Duty Cycles

Copier manufacturers publish this life-expectancy specification for virtually every model they manufacture. The duty cycle represents a monthly output volume you can use to compare one copier to another across all of the manufacturers whose products you consider at purchase time. Don't mistake it for a performance statistic, however, because it only estimates the upper limits of an individual machine's endurance. Instead, look for average or recommended monthly print volume, two specifications that estimate in-service output capabilities. If your monthly usage spikes predictably at specific times of each month, verify that the copier you choose can cope with your heaviest usage. Your in-service environment can affect and even limit equipment life, if you run your copier on a circuit with less-than-optimal power, or keep it in an area with poor ventilation or high levels of dust.

Cartridges and Other Consumables

Estimated in pages, toner-cartridge lifespans help you assess copier life in two ways. First, they provide an operating-cost comparison measure among hardware models. Second, cartridge statistics affirm whether the manufacturer classifies a machine as heavy duty or lightweight. High-yield consumables tend to correlate with high-performance machines. Like duty cycles, however, consumable lifespans don't represent the actual number of pages you can expect to eke out of a set of toner cartridges, not unless you print the kind of light-coverage documents that manufacturers use in their toner-cartridge test suites.

Warranties and Service Contracts

Most copiers and their upgrade parts carry warranties between 90 days and one year. If you lease or purchase a copier from a local reseller, you can obtain a service contract along with the equipment. Depending on the terms of your contract, it may cover all costs of consumables and routine service. As long as you pay your monthly or annual service invoice, the agreement stays in effect, but its price eventually rises to reflect the dwindling value of the hardware it covers and the increasing likelihood of major component failures. Ask the reseller to quote the annual cost of service coverage over five or more years of equipment use, and note the point at which the price rises steeply. Some manufacturers also publish a statistic that declares how long they continue making parts and supplies for an individual product model after they stop producing it.

Reviews and Usage Reports

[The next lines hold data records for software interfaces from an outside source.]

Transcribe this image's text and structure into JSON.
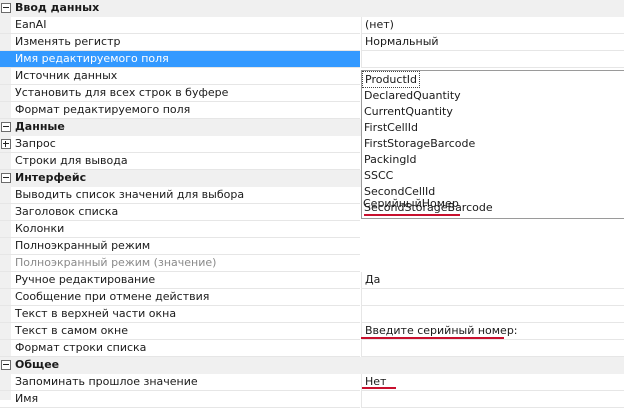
{
  "sections": {
    "data_input": "Ввод данных",
    "data": "Данные",
    "interface": "Интерфейс",
    "general": "Общее"
  },
  "props": {
    "eanai": {
      "name": "EanAI",
      "value": "(нет)"
    },
    "change_case": {
      "name": "Изменять регистр",
      "value": "Нормальный"
    },
    "edit_field_name": {
      "name": "Имя редактируемого поля",
      "value": ""
    },
    "data_source": {
      "name": "Источник данных"
    },
    "set_all_rows": {
      "name": "Установить для всех строк в буфере"
    },
    "edit_field_format": {
      "name": "Формат редактируемого поля"
    },
    "query": {
      "name": "Запрос"
    },
    "output_rows": {
      "name": "Строки для вывода"
    },
    "show_value_list": {
      "name": "Выводить список значений для выбора"
    },
    "list_header": {
      "name": "Заголовок списка"
    },
    "columns": {
      "name": "Колонки"
    },
    "fullscreen": {
      "name": "Полноэкранный режим"
    },
    "fullscreen_value": {
      "name": "Полноэкранный режим (значение)"
    },
    "manual_edit": {
      "name": "Ручное редактирование",
      "value": "Да"
    },
    "cancel_message": {
      "name": "Сообщение при отмене действия"
    },
    "top_text": {
      "name": "Текст в верхней части окна"
    },
    "window_text": {
      "name": "Текст в самом окне",
      "value": "Введите серийный номер:"
    },
    "list_row_format": {
      "name": "Формат строки списка"
    },
    "remember_last": {
      "name": "Запоминать прошлое значение",
      "value": "Нет"
    },
    "name": {
      "name": "Имя"
    }
  },
  "dropdown_options": [
    "ProductId",
    "DeclaredQuantity",
    "CurrentQuantity",
    "FirstCellId",
    "FirstStorageBarcode",
    "PackingId",
    "SSCC",
    "SecondCellId",
    "SecondStorageBarcode",
    "СерийныйНомер"
  ],
  "colors": {
    "selection": "#3399ff",
    "annotation_underline": "#c8102e",
    "section_bg": "#f0f0f0"
  }
}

Consumer reviews and reports can help you assess the likely durability of a copier model, especially one that sees widespread adoption in the marketplace. An individual review may not carry much weight, unless you can substantiate its claims, but a consistent pattern of comments helps establish the validity of positive or negative evaluations. Look for reputable online sources, including merchant sites that feature reviews connected to their merchandise pages and sites that serve as comment boards for user opinions. Consumer review boards and publications tend to focus on mainstream merchandise, but you if you're considering a multifunction printer instead of a copier, you may find usage tests and output assessments in popular periodicals.